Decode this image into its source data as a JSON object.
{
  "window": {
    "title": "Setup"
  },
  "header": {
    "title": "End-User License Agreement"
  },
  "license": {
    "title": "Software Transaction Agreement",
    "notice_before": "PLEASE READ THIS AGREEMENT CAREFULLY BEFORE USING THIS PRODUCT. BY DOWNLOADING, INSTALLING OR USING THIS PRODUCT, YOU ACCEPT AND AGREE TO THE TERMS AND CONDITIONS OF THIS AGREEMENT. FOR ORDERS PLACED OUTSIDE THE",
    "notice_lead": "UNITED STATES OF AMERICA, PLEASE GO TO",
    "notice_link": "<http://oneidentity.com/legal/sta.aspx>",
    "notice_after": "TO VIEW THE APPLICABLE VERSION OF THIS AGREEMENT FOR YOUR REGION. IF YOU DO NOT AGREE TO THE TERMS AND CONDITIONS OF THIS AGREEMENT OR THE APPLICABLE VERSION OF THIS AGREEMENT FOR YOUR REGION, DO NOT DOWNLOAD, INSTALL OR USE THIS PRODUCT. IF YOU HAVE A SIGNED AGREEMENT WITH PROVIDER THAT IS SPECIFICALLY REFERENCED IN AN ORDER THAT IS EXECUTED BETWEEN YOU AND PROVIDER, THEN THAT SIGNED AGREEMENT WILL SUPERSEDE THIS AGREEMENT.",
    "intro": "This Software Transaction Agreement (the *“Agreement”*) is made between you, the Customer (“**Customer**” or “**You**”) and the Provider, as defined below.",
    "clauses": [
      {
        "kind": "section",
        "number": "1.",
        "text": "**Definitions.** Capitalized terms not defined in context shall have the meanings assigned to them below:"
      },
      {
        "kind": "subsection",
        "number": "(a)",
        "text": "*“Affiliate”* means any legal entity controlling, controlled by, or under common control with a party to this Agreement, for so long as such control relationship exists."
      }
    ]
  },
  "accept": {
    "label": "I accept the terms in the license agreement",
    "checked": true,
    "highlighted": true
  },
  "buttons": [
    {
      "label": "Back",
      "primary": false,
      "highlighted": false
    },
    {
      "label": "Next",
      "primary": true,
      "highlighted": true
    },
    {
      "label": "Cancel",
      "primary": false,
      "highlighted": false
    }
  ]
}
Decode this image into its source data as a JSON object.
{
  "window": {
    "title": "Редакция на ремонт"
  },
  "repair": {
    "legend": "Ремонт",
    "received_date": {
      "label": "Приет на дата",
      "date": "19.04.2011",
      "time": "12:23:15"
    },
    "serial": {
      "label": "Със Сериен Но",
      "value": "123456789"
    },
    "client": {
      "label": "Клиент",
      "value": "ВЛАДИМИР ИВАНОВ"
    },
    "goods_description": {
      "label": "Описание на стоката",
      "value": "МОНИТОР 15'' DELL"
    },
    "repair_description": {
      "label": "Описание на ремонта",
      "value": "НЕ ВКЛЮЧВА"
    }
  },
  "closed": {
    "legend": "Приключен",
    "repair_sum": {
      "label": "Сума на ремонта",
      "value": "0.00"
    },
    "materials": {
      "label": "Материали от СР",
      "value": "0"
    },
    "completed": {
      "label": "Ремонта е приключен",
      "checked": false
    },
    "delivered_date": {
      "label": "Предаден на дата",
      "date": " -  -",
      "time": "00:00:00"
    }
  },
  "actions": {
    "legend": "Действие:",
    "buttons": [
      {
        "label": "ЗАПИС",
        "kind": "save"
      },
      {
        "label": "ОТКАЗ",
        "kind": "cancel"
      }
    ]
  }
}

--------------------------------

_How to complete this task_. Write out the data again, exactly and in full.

_Output below_.
Decode this image into its source data as a JSON object.
{
  "window": {
    "title": "Setup"
  },
  "header": {
    "title": "End-User License Agreement"
  },
  "license": {
    "title": "Software Transaction Agreement",
    "notice_before": "PLEASE READ THIS AGREEMENT CAREFULLY BEFORE USING THIS PRODUCT. BY DOWNLOADING, INSTALLING OR USING THIS PRODUCT, YOU ACCEPT AND AGREE TO THE TERMS AND CONDITIONS OF THIS AGREEMENT. FOR ORDERS PLACED OUTSIDE THE",
    "notice_lead": "UNITED STATES OF AMERICA, PLEASE GO TO",
    "notice_link": "<http://oneidentity.com/legal/sta.aspx>",
    "notice_after": "TO VIEW THE APPLICABLE VERSION OF THIS AGREEMENT FOR YOUR REGION. IF YOU DO NOT AGREE TO THE TERMS AND CONDITIONS OF THIS AGREEMENT OR THE APPLICABLE VERSION OF THIS AGREEMENT FOR YOUR REGION, DO NOT DOWNLOAD, INSTALL OR USE THIS PRODUCT. IF YOU HAVE A SIGNED AGREEMENT WITH PROVIDER THAT IS SPECIFICALLY REFERENCED IN AN ORDER THAT IS EXECUTED BETWEEN YOU AND PROVIDER, THEN THAT SIGNED AGREEMENT WILL SUPERSEDE THIS AGREEMENT.",
    "intro": "This Software Transaction Agreement (the *“Agreement”*) is made between you, the Customer (“**Customer**” or “**You**”) and the Provider, as defined below.",
    "clauses": [
      {
        "kind": "section",
        "number": "1.",
        "text": "**Definitions.** Capitalized terms not defined in context shall have the meanings assigned to them below:"
      },
      {
        "kind": "subsection",
        "number": "(a)",
        "text": "*“Affiliate”* means any legal entity controlling, controlled by, or under common control with a party to this Agreement, for so long as such control relationship exists."
      }
    ]
  },
  "accept": {
    "label": "I accept the terms in the license agreement",
    "checked": true,
    "highlighted": true
  },
  "buttons": [
    {
      "label": "Back",
      "primary": false,
      "highlighted": false
    },
    {
      "label": "Next",
      "primary": true,
      "highlighted": true
    },
    {
      "label": "Cancel",
      "primary": false,
      "highlighted": false
    }
  ]
}
Decode this image into its source data as a JSON object.
{
  "window": {
    "title": "Редакция на ремонт"
  },
  "repair": {
    "legend": "Ремонт",
    "received_date": {
      "label": "Приет на дата",
      "date": "19.04.2011",
      "time": "12:23:15"
    },
    "serial": {
      "label": "Със Сериен Но",
      "value": "123456789"
    },
    "client": {
      "label": "Клиент",
      "value": "ВЛАДИМИР ИВАНОВ"
    },
    "goods_description": {
      "label": "Описание на стоката",
      "value": "МОНИТОР 15'' DELL"
    },
    "repair_description": {
      "label": "Описание на ремонта",
      "value": "НЕ ВКЛЮЧВА"
    }
  },
  "closed": {
    "legend": "Приключен",
    "repair_sum": {
      "label": "Сума на ремонта",
      "value": "0.00"
    },
    "materials": {
      "label": "Материали от СР",
      "value": "0"
    },
    "completed": {
      "label": "Ремонта е приключен",
      "checked": false
    },
    "delivered_date": {
      "label": "Предаден на дата",
      "date": " -  -",
      "time": "00:00:00"
    }
  },
  "actions": {
    "legend": "Действие:",
    "buttons": [
      {
        "label": "ЗАПИС",
        "kind": "save"
      },
      {
        "label": "ОТКАЗ",
        "kind": "cancel"
      }
    ]
  }
}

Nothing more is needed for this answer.